Among the records below, find the lines with the word "tháng" and copy them.

** Opening RECORDS TO USE block **

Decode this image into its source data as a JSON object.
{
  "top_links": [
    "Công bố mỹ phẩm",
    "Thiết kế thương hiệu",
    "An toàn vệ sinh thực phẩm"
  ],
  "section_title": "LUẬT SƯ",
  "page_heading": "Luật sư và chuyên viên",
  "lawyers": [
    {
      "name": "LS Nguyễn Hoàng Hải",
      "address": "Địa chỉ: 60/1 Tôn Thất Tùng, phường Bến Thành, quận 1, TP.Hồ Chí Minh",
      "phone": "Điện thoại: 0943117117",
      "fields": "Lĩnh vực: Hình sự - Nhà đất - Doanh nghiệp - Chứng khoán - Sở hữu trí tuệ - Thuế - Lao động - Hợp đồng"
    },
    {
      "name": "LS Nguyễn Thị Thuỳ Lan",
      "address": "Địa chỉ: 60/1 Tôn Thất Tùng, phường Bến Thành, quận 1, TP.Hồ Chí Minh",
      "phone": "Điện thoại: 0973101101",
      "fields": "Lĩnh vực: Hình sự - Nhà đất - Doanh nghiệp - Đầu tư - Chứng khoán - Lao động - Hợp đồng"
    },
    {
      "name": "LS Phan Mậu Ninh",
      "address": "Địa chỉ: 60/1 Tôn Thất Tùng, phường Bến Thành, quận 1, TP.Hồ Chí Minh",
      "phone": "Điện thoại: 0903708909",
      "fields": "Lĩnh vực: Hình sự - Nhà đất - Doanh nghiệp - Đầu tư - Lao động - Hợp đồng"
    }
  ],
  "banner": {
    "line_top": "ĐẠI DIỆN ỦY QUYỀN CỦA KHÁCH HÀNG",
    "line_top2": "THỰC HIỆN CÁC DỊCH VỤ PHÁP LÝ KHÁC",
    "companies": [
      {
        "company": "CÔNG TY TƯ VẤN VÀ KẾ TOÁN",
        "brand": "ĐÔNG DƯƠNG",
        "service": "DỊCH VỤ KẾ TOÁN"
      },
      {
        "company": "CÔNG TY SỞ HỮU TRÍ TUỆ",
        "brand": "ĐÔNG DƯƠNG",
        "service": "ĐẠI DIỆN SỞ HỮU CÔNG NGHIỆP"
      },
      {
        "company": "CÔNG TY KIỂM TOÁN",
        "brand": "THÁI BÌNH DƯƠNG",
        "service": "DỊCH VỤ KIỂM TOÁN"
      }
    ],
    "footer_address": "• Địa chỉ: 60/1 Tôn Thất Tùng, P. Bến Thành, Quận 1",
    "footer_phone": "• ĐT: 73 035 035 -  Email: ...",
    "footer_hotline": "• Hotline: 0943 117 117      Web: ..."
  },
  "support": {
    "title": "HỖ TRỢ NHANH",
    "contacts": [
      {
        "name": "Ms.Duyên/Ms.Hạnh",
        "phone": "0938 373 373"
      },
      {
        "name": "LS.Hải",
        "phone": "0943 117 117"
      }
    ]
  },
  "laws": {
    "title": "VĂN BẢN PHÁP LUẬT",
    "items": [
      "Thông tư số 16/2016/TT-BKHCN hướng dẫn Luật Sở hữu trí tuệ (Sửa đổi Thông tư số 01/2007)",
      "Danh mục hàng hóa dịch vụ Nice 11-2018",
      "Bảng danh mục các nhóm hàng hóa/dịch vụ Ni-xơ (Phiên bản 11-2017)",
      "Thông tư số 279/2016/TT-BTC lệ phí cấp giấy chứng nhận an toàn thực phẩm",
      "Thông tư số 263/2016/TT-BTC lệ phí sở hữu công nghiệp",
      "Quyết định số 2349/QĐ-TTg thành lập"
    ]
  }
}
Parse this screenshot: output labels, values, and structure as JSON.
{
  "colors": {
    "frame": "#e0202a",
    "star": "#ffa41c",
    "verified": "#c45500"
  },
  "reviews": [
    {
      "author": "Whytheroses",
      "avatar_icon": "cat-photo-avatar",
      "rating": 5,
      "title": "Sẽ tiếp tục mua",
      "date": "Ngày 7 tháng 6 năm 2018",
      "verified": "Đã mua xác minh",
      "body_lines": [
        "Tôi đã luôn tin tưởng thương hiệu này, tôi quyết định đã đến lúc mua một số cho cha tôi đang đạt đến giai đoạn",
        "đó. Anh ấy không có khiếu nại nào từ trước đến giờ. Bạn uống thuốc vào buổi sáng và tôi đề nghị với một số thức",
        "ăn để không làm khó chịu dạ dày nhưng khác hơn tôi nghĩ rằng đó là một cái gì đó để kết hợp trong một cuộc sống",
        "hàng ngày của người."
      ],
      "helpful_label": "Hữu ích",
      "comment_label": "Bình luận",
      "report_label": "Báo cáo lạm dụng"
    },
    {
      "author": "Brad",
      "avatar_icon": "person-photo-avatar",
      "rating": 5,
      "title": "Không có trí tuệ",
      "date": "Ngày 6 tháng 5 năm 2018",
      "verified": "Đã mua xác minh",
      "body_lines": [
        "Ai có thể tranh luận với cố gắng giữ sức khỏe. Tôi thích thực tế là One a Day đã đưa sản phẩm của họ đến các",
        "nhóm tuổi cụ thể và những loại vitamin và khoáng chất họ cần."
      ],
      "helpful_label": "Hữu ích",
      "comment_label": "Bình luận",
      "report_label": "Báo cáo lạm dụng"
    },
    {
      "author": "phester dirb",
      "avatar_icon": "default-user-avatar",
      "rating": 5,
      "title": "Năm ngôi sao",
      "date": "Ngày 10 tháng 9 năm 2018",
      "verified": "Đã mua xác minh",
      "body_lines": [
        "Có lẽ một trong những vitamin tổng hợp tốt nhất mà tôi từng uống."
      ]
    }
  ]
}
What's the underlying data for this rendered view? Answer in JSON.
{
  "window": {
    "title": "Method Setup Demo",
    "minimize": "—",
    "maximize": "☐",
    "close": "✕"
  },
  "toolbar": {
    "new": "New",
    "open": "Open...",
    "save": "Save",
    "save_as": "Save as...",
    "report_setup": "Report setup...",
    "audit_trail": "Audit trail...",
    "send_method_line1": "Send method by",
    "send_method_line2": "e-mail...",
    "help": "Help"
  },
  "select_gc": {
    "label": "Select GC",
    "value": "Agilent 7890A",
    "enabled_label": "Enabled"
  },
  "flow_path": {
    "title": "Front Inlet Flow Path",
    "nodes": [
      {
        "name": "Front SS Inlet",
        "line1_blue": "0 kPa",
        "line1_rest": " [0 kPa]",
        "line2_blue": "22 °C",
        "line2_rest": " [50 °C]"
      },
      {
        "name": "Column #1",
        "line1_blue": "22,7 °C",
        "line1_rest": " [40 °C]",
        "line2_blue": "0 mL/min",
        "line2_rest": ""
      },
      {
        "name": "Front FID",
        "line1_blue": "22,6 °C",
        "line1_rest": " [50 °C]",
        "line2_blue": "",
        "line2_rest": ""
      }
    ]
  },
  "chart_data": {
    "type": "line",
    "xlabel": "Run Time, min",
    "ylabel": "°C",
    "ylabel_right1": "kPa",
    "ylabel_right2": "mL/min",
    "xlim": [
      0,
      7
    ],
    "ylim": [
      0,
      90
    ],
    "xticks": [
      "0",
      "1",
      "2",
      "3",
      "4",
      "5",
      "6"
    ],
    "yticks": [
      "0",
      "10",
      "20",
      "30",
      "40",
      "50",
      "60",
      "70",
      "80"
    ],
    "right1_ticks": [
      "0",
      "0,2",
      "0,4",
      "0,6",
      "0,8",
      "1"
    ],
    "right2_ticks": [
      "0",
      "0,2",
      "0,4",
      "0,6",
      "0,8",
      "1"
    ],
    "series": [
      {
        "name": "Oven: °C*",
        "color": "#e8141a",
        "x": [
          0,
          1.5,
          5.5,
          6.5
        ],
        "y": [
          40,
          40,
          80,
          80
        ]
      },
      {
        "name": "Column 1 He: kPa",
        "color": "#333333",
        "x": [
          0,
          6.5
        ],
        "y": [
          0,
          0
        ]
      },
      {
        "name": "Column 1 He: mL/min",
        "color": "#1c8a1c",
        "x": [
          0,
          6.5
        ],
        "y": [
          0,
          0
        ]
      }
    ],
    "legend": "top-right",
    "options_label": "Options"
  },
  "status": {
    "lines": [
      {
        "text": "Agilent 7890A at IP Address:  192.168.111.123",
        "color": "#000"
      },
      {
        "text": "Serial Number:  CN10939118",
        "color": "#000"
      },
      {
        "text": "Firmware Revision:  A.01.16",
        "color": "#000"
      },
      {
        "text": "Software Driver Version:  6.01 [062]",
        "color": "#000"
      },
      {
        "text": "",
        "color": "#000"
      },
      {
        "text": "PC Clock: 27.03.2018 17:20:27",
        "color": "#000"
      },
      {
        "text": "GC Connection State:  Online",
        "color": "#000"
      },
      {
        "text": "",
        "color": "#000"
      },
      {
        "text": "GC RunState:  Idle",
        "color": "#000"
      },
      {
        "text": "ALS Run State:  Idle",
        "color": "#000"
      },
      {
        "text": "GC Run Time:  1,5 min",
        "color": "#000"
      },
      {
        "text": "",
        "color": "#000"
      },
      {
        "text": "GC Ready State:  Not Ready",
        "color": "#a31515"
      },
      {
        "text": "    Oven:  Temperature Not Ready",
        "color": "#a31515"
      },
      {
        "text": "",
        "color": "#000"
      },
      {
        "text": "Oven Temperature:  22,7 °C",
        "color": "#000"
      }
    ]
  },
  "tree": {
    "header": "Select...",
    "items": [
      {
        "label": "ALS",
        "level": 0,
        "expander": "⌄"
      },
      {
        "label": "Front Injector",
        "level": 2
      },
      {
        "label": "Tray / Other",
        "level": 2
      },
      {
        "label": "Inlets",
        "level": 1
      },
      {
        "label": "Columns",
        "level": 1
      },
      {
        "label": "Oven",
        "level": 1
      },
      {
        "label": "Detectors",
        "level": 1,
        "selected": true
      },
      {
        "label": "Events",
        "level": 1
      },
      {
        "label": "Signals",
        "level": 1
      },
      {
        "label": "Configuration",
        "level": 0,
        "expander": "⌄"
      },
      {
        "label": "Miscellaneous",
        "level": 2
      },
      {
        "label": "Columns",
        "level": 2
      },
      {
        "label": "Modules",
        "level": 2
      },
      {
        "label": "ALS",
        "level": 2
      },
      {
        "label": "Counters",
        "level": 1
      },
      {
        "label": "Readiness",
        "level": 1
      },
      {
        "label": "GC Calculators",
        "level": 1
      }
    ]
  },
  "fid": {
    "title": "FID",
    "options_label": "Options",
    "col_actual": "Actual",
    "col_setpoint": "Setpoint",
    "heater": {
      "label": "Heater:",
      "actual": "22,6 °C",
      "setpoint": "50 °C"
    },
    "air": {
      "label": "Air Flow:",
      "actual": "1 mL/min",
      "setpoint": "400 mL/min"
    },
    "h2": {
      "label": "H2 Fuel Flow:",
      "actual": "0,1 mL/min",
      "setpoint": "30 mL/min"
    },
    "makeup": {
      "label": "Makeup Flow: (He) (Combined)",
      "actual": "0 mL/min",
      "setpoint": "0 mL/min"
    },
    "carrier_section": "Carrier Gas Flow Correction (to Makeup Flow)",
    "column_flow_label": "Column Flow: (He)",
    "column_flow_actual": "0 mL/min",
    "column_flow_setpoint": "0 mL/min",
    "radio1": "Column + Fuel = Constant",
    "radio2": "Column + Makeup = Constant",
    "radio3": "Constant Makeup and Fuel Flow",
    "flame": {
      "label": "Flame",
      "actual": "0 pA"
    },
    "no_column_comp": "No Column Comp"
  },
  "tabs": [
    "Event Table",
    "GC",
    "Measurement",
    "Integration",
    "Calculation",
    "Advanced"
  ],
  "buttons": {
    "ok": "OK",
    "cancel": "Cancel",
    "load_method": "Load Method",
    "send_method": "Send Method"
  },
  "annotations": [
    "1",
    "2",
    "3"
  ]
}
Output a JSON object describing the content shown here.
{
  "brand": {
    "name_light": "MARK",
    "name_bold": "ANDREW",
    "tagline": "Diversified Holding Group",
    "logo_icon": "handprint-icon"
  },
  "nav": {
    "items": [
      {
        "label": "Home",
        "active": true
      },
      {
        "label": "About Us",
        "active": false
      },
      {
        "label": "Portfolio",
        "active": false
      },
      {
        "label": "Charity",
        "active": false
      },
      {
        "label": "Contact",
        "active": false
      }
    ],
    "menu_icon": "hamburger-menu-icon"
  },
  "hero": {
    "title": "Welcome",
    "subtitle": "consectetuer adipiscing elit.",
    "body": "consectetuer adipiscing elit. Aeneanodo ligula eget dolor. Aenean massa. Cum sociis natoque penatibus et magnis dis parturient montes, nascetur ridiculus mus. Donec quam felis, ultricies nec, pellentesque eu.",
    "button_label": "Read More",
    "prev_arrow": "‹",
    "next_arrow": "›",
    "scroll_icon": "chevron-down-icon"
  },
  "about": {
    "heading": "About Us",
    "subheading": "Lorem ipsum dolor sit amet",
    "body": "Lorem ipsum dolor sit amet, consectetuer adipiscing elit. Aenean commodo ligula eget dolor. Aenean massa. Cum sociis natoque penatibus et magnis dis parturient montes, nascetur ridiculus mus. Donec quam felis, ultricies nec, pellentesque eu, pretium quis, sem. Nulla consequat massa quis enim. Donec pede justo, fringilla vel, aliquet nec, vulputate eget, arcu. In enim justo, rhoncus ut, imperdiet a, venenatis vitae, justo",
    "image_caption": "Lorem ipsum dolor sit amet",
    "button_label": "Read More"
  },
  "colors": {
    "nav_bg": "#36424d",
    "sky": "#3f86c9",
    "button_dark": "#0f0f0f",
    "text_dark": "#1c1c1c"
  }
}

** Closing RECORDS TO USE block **

__TASK RESULT__
      "date": "Ngày 7 tháng 6 năm 2018",
      "date": "Ngày 6 tháng 5 năm 2018",
      "date": "Ngày 10 tháng 9 năm 2018",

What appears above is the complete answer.